(WHAT IS NEEDED): Every record below should appear in your answer, copied exactly.

[Data records]
== Segment start ==
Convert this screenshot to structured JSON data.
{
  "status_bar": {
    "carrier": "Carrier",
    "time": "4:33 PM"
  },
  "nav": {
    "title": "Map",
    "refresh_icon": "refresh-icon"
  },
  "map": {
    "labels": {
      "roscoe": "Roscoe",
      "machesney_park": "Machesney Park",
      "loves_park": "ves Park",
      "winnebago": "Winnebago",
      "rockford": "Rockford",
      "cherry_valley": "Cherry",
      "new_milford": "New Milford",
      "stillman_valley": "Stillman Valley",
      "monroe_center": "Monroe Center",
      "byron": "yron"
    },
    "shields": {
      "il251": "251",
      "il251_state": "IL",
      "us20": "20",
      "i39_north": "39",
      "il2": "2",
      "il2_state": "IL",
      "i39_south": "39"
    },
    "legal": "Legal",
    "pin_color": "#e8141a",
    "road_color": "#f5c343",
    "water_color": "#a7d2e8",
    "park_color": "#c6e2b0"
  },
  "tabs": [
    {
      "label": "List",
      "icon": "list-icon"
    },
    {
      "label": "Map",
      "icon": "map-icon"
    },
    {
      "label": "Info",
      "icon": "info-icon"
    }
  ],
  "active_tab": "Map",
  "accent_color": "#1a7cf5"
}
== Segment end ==
(ANSWER AREA):
Convert this screenshot to structured JSON data.
{
  "status_bar": {
    "carrier": "Carrier",
    "time": "4:33 PM"
  },
  "nav": {
    "title": "Map",
    "refresh_icon": "refresh-icon"
  },
  "map": {
    "labels": {
      "roscoe": "Roscoe",
      "machesney_park": "Machesney Park",
      "loves_park": "ves Park",
      "winnebago": "Winnebago",
      "rockford": "Rockford",
      "cherry_valley": "Cherry",
      "new_milford": "New Milford",
      "stillman_valley": "Stillman Valley",
      "monroe_center": "Monroe Center",
      "byron": "yron"
    },
    "shields": {
      "il251": "251",
      "il251_state": "IL",
      "us20": "20",
      "i39_north": "39",
      "il2": "2",
      "il2_state": "IL",
      "i39_south": "39"
    },
    "legal": "Legal",
    "pin_color": "#e8141a",
    "road_color": "#f5c343",
    "water_color": "#a7d2e8",
    "park_color": "#c6e2b0"
  },
  "tabs": [
    {
      "label": "List",
      "icon": "list-icon"
    },
    {
      "label": "Map",
      "icon": "map-icon"
    },
    {
      "label": "Info",
      "icon": "info-icon"
    }
  ],
  "active_tab": "Map",
  "accent_color": "#1a7cf5"
}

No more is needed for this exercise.